        And if someone chop your arm off, do you have to do the same? (well, ...in comic books they always fight with anything that can be a weapon, or it became freehand combat.....)

        Umm... shinai under arm is DANGEROUS! I'm short so people miss a lot of Do on me, but if the sword is real, my ribs would be cut off!!

        Comment


        • #5
          (Greetings, this is my first post.)

          In regards to shinai hanashi, I think there are really only two courses of action: closing the distance between yourself and your opponent (what JohnW said), or creating a greater distance between yourself and your opponent. Both with the intent that either your opponent cannot strike or cannot strike correctly.

          Unfortunately, either way, it ends up being a hansoku...

          People react differently to shinai hanashi, but the best example I've ever seen was in some very old footage of Nakano-sensei (I believe) vs. some other ridiculously high ranking guy at one of the earlier AJKC's. The other guy did a maki-waza on Nakano and the shinai just flew right out of Nakano's hands, falling outside of the shiai-jo. The amazing thing was that Nakano didn't startle at all -- he just calmly backed off, keeping his eyes on his opponent the entire time -- and his opponent couldn't attack!
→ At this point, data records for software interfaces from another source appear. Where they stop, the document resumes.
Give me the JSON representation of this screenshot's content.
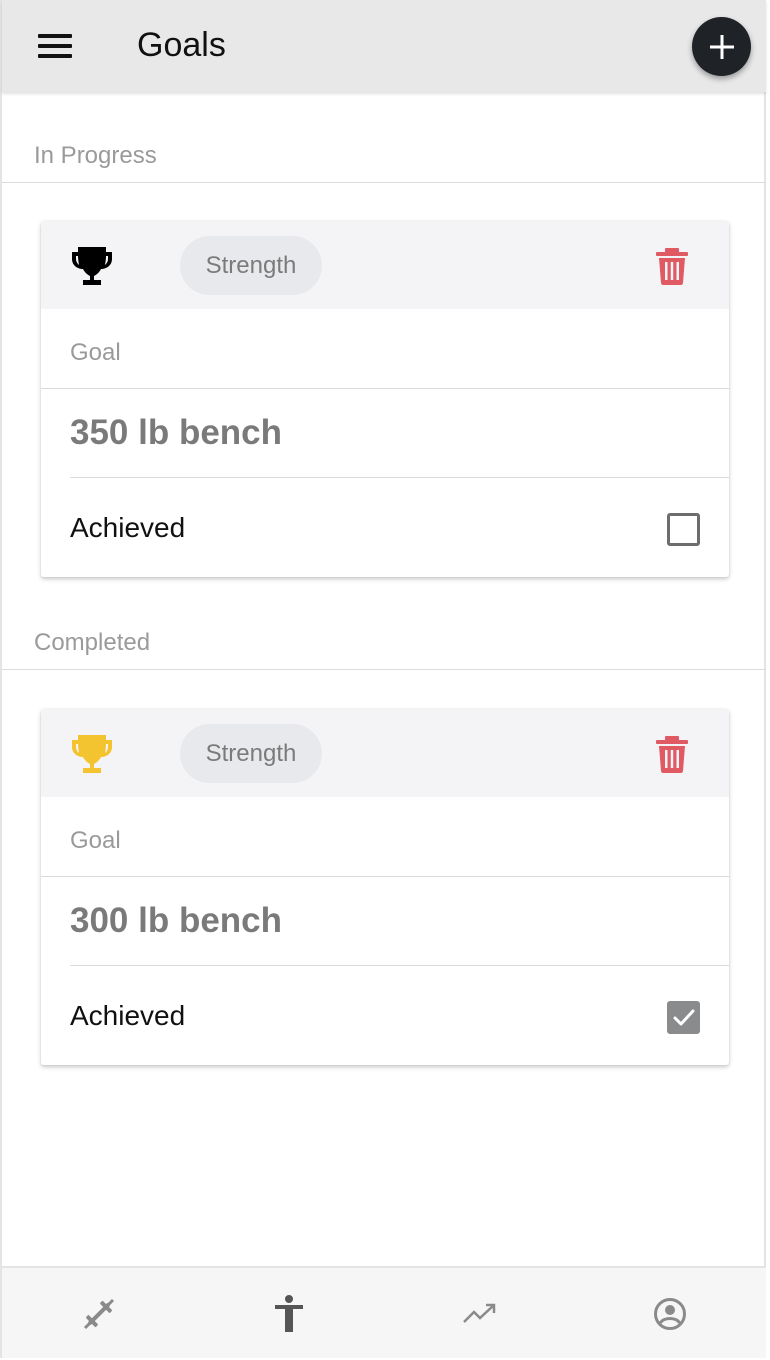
{
  "header": {
    "title": "Goals",
    "menu_icon": "hamburger-menu-icon",
    "add_icon": "plus-icon"
  },
  "sections": [
    {
      "label": "In Progress",
      "goals": [
        {
          "category": "Strength",
          "trophy_color": "#000000",
          "goal_label": "Goal",
          "goal_value": "350 lb bench",
          "achieved_label": "Achieved",
          "achieved": false
        }
      ]
    },
    {
      "label": "Completed",
      "goals": [
        {
          "category": "Strength",
          "trophy_color": "#f4c430",
          "goal_label": "Goal",
          "goal_value": "300 lb bench",
          "achieved_label": "Achieved",
          "achieved": true
        }
      ]
    }
  ],
  "colors": {
    "delete": "#e05a63",
    "header_bg": "#e8e8e8",
    "fab": "#1f2226"
  },
  "bottom_nav": {
    "items": [
      "workouts-icon",
      "body-icon",
      "progress-trend-icon",
      "profile-icon"
    ]
  }
}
I think that is the best example of seme I've ever seen.

          As to whether one should take advantage of an opponent's dropped shinai... I imagine there are a lot of different philosophies concerning this... but a really good article on it is on Shimano Ryoichi's Kendo Laboratory website (http://www.st.rim.or.jp/~shimano/dou.../shoden_e.html) -- item 2 (Be a Bushi).

          Comment


          • #6
            We are taught at our dojo to immediately wrap your arms around your opponent to prevent them from striking you. I have also seen this in tournaments, but many times the judges usually stop the match. It can be very embarrassing to drop your shinai, I have seen them role across the court after being dropped, so I don't know if I would try to pick it up.

            Jon csensits

            Comment


            • #7
              heh, My senior today was telling me about a championship fight in Canberra between the (then) australian champ and the (now) current australian champ.

              The former champ fell over and, according to my senior, most of the time one should try to score a cut before the referee calls stop. But the current champ decided to not take a hit and proceeded to walk back to his side, thinking the umpire had called stop. Unfortunately, nothing was stopped and the former champ got back up, picked up his shinai, calmly strolled over to his opponent and executed a perfect men cut as he turned back around.

              whoops...

              Comment


              • #8
                In re: the Australian champ match -- that's more a lesson about not stopping before the shushin calls "yame", rather than shinai hanashi.

                Still, I think the high road is holding your opponent in check, rather than take advantage of the situation.

                Comment

                Working...
                X